scottgrannis). This is below the long term growth trend (around 3% annually) and the usual speed of recoveries (around 4% annually)
There are many explanations of course, for instance the influence of austerity policy in the US and Europe. But there is another factor which is at least as important but neglected: The price of oil.
This is made clear by the screen shot above (source pieria). This chart shows the price of oil on the global markets represented by the future for Brent Crude. As you can see today the global oil price is much higher than in the 90s of the last century. In the decade before the year 2000 the oil price hovered below the $40 mark, now close to $120. Cheap energy stimulated economic growth before the year 2000, now expensive energy is slowing down the economic growth.
As you also can see on the screen shot, around the year 2004 the price of oil started a sharp rise and jumped to $146 in spring 2008. I am aware that in in 2008 also the US home market crashed which led to a banking crises. But the energy price explosion in 2008 was similar to the oil price shock in the 1970s which lead to a global recession then (energy crisis). In 2008 the oil price jump (more than 3 times) at least worsened the recession. A study by Prof. James Hamilton shows that in 2008 the oil price hike turned the economic slowdown into a recession (econbrowser).
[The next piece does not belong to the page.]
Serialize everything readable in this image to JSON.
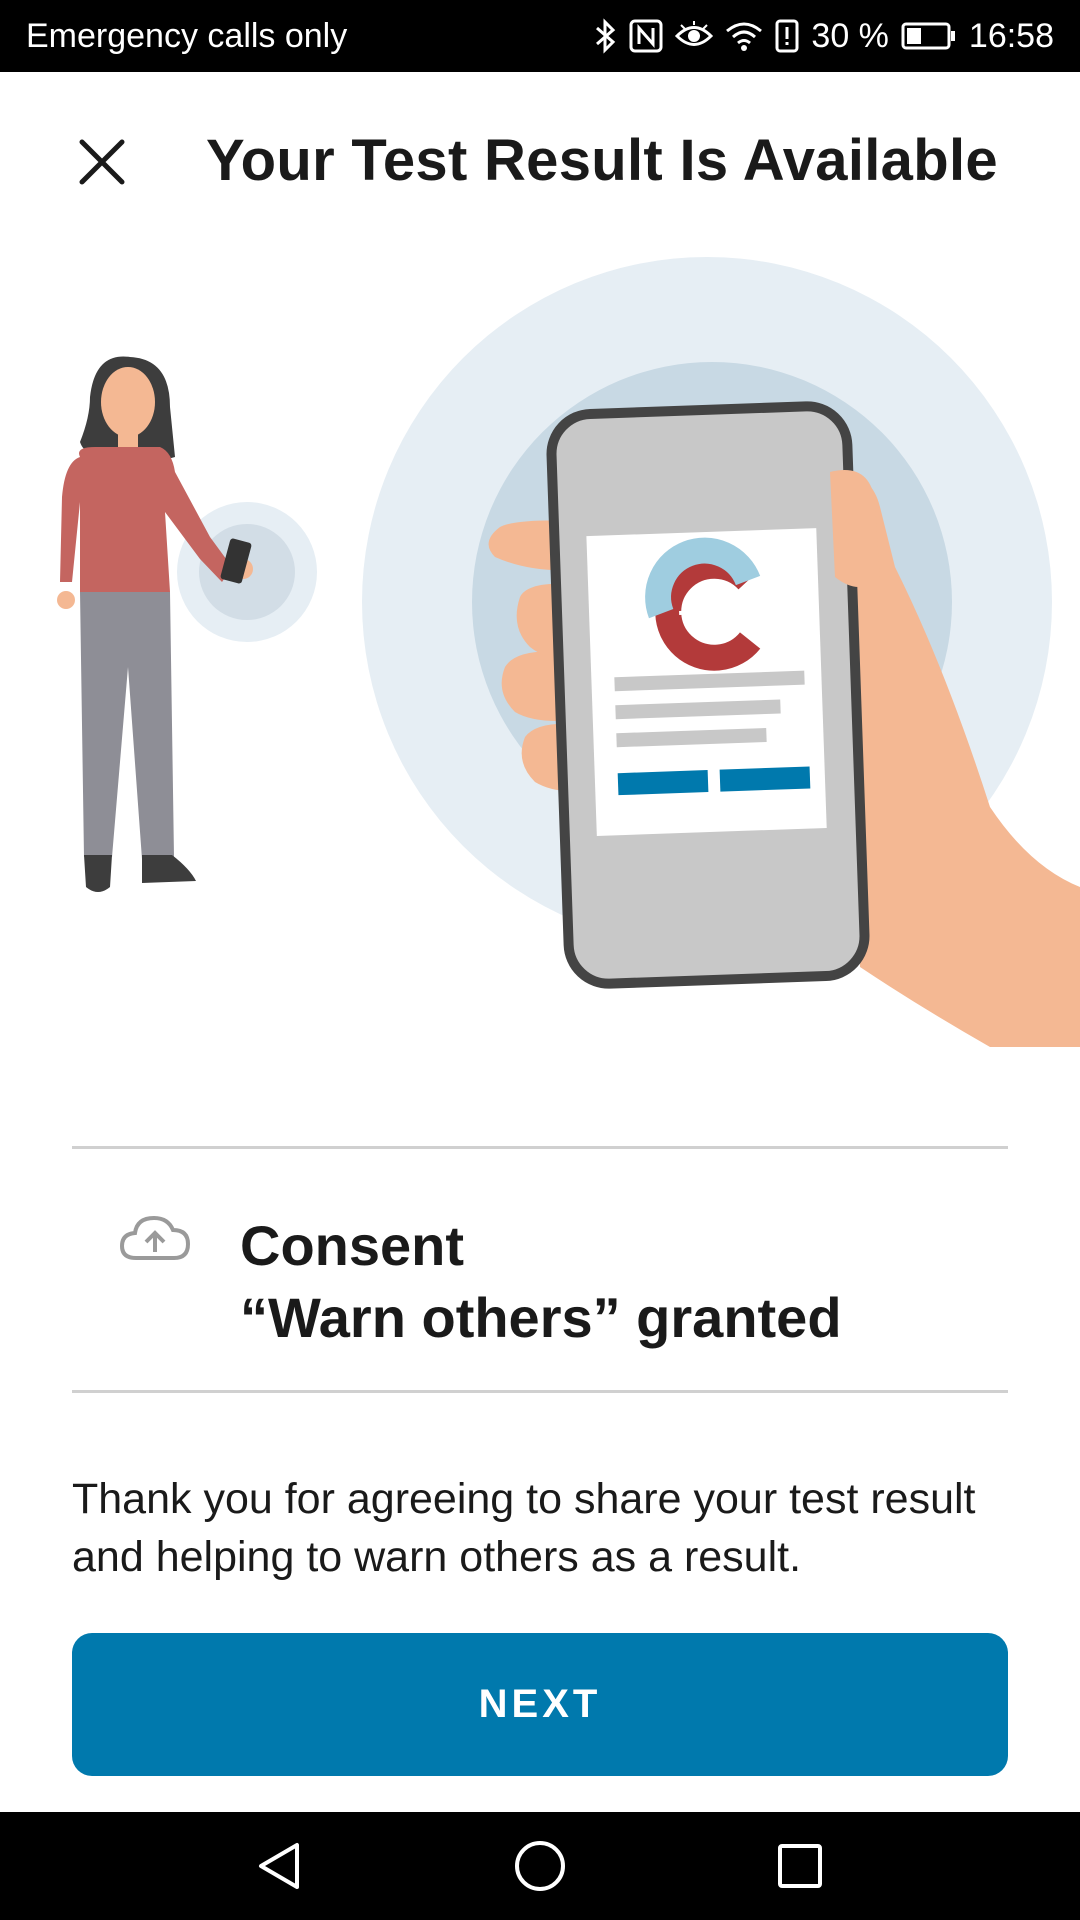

The oil price drop which followed in late 2008 helped he global economy out of the recession - together with the massive stimuli by the US Federal Reserve and other central banks. But around 2010 the price of oil jumped again and has been staying close to the 2008 highs. The high price for global oil (Brent) even impacts the US price of gasoline because US refineries use mainly imported oil.
The high energy costs are similar to a (high) tax. Consumers (especially people who live in suburbs) are forced to spend a significant part of their incomes at the gas pump. Therefore they can spend less money for other things. Energy costs are slowing down retail sails and other consumer spending. Companies also are hampered by high energy costs (especially electricity).
What is keeping the price of oil so high? Oil is traded on financial markets like stocks and bonds. Many hedge funds and other speculators are buying oil futures, which represent the energy prices. For years they have been pumping many billions of dollars into the oil market in the hope of further price gains. Hence the oil price reflects expectations rather than the real supply and demand.
Since the early years of this century oil prices - especially the price for Brent Crude - have been agitated by continuous speculation about conflicts in the Near East (Iran, Iraq, Libya, Syria, Egypt and other places in the unruly and politically fragile area) that all could endanger the oil supply in the future. Additional the sanctions against Iran reduced the supply of oil on global markets and made it more expensive (Iran premium).
On Sunday, November 24, 2013 the U.S. and other western powers reached an agreement with Iran to halt its nuclear program (driveby). The New York Times and other media celebrated this as a landmark accord. But this treaty has a flaw - the sanctions against Iran against Iran are still intact! Iran`s crude oil sales will still be limited to about 1 million barrels a day under international sanctions that remain in force as part of the nuclear accord reached in Geneva today. Therefore the price for Brent Crude didn´t respond and stays still around $110 (today $112 boerse-go.de).